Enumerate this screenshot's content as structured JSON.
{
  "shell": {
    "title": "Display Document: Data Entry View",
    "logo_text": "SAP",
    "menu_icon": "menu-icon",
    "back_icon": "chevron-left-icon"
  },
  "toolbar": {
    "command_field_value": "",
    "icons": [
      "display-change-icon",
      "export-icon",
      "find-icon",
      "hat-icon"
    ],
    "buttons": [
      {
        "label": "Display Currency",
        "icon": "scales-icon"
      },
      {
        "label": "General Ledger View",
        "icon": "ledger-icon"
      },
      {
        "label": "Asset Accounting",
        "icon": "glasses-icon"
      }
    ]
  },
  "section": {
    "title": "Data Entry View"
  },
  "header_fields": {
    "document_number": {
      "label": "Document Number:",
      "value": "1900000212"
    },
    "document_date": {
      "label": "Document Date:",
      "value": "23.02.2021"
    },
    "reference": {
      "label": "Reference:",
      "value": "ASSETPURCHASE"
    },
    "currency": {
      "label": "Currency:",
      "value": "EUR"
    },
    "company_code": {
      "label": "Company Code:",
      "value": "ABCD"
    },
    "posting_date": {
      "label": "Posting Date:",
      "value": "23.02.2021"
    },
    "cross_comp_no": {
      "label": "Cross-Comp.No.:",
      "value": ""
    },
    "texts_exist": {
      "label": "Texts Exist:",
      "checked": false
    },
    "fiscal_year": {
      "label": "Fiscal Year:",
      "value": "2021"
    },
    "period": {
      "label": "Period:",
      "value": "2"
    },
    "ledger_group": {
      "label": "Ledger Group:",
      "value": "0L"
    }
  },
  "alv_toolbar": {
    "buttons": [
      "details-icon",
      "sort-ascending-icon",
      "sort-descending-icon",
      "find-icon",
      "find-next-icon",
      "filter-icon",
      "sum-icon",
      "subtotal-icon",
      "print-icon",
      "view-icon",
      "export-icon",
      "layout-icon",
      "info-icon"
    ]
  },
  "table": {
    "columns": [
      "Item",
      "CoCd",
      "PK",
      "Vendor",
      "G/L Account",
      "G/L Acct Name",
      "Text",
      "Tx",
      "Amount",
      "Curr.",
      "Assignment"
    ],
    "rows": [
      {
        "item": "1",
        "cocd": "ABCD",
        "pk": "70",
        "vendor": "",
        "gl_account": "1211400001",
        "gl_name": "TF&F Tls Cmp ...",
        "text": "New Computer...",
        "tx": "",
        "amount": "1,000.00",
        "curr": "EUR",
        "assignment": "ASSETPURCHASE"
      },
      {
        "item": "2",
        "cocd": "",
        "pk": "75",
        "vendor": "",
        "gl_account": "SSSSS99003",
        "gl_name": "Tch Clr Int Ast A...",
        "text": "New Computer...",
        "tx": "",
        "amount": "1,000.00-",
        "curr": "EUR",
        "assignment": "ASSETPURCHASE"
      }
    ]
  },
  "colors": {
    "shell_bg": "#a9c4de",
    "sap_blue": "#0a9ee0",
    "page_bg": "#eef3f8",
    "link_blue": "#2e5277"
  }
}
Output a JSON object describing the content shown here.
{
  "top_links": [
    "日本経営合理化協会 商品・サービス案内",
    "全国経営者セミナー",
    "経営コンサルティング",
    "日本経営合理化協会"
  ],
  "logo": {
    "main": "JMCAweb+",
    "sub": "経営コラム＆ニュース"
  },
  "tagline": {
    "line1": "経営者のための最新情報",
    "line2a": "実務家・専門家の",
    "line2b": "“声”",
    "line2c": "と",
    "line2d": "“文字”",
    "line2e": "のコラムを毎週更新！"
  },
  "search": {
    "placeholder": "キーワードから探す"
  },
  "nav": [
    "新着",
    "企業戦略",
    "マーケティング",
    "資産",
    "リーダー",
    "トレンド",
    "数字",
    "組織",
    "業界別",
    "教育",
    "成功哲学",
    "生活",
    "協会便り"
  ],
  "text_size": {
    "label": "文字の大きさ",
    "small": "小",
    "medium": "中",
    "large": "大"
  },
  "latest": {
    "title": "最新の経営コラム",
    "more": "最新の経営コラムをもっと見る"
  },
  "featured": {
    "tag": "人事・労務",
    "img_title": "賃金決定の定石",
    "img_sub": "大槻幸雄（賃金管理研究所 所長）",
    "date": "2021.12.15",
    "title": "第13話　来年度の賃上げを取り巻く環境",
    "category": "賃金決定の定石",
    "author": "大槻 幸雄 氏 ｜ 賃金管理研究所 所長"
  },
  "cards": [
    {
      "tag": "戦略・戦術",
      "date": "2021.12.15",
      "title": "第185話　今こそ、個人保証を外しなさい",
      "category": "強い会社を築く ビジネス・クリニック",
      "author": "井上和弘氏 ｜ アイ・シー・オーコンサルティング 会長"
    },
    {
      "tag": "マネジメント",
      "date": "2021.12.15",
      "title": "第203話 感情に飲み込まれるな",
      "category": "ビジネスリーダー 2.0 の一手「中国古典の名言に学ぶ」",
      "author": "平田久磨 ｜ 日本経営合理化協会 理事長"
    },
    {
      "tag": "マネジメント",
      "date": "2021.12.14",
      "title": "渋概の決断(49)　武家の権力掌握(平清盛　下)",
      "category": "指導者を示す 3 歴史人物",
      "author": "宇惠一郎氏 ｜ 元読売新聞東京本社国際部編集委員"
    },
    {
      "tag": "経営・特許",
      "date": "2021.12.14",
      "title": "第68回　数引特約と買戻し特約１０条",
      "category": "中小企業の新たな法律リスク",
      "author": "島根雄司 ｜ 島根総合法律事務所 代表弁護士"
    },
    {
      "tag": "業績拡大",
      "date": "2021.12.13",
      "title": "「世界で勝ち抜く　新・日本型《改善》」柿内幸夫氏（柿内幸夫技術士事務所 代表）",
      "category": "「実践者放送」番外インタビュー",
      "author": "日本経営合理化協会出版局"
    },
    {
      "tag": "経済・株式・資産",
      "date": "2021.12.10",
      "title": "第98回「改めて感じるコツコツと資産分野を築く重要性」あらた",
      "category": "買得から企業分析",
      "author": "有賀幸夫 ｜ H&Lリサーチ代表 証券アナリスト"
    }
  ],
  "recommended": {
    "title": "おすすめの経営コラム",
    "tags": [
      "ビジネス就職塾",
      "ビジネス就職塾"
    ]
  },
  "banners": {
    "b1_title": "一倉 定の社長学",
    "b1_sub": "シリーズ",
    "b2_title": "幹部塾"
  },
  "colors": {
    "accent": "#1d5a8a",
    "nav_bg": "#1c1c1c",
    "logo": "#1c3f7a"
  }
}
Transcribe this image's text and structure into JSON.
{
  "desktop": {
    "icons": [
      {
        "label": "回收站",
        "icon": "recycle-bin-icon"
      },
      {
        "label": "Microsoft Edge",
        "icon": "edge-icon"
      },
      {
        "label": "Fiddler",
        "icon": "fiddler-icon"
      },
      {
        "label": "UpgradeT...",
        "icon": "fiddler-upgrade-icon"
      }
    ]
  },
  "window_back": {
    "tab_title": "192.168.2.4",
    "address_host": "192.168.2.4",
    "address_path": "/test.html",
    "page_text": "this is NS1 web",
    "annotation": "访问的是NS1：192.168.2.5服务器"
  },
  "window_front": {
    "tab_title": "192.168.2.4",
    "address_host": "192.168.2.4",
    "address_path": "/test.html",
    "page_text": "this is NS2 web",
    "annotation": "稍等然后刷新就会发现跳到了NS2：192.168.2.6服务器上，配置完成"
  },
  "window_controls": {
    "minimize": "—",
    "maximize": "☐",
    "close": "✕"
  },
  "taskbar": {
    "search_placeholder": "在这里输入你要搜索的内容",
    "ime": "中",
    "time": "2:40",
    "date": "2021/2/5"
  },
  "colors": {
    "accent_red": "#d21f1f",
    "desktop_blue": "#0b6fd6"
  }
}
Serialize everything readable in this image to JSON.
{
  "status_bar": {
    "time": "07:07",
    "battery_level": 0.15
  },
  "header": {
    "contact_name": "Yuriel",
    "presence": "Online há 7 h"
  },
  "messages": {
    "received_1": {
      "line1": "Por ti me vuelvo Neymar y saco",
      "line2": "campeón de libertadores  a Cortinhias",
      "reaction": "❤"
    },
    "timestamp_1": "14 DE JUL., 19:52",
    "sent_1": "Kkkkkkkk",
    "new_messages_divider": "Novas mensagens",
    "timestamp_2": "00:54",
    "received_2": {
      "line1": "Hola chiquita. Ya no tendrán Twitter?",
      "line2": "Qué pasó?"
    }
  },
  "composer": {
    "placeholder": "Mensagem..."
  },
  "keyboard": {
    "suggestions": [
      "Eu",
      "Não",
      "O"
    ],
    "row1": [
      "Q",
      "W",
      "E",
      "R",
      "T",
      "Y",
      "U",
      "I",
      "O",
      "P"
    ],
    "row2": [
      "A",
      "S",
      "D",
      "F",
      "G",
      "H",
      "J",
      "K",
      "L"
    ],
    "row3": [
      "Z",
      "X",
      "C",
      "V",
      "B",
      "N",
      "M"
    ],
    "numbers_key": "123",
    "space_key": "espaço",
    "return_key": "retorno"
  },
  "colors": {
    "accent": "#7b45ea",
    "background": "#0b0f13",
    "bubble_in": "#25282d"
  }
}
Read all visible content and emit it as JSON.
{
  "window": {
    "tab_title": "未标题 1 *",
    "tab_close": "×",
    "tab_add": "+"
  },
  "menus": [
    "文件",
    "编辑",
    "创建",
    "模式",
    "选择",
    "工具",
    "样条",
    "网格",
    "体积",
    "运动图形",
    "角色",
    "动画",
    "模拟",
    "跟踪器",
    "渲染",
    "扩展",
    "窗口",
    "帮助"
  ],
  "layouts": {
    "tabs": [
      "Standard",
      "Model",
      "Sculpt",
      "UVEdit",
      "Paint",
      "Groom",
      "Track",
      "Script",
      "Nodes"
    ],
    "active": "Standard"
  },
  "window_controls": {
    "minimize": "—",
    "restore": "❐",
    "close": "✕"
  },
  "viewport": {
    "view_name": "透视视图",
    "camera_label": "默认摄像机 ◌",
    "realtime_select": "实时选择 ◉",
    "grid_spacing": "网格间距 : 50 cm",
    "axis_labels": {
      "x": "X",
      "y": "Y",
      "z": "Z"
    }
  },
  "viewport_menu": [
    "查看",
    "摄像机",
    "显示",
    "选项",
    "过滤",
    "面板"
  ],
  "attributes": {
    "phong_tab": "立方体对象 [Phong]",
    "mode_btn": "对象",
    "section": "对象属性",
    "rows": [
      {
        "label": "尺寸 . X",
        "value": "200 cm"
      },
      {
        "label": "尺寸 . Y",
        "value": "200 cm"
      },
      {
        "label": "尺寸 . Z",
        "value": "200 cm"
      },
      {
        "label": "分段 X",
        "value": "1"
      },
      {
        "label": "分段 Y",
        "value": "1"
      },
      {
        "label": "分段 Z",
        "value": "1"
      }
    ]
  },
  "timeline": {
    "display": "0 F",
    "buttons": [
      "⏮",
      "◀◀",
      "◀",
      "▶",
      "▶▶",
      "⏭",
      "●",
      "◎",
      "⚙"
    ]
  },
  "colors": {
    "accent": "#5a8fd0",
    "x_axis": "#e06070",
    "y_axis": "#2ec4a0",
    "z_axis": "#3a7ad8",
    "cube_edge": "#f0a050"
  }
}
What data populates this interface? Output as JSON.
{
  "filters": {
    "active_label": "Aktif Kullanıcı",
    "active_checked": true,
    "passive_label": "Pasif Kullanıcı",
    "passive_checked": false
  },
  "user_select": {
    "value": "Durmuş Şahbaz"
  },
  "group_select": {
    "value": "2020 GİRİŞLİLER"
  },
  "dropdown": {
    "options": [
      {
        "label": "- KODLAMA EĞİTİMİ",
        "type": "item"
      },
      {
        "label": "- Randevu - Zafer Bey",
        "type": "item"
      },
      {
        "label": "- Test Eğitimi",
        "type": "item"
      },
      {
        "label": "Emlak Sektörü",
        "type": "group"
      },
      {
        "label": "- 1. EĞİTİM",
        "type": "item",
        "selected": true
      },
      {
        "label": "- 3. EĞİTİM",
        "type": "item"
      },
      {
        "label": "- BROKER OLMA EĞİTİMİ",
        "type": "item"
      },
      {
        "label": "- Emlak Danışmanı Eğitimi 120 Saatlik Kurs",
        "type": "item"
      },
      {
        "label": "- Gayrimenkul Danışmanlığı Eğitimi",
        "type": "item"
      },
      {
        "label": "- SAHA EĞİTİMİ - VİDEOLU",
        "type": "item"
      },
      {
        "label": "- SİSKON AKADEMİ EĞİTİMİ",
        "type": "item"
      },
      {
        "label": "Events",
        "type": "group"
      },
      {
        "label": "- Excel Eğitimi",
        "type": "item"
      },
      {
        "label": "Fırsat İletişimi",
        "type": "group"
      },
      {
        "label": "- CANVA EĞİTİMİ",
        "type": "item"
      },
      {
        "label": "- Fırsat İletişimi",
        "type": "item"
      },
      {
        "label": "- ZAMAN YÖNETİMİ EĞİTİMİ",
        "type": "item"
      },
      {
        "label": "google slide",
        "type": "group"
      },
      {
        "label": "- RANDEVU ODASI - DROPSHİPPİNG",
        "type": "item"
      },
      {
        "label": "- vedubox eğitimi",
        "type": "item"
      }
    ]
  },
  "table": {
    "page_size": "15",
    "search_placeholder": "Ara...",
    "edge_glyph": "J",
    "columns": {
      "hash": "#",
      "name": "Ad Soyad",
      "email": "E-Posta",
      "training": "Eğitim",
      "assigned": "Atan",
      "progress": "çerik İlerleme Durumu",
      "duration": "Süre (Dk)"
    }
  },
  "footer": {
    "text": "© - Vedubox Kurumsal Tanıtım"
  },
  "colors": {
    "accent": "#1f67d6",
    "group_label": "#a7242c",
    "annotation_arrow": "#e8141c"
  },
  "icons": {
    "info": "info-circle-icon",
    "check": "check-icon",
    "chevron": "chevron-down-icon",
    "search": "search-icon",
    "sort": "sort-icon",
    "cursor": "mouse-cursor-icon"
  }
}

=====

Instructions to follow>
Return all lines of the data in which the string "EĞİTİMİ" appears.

Answer section>
        "label": "- KODLAMA EĞİTİMİ",
        "label": "- BROKER OLMA EĞİTİMİ",
        "label": "- SAHA EĞİTİMİ - VİDEOLU",
        "label": "- SİSKON AKADEMİ EĞİTİMİ",
        "label": "- CANVA EĞİTİMİ",
        "label": "- ZAMAN YÖNETİMİ EĞİTİMİ",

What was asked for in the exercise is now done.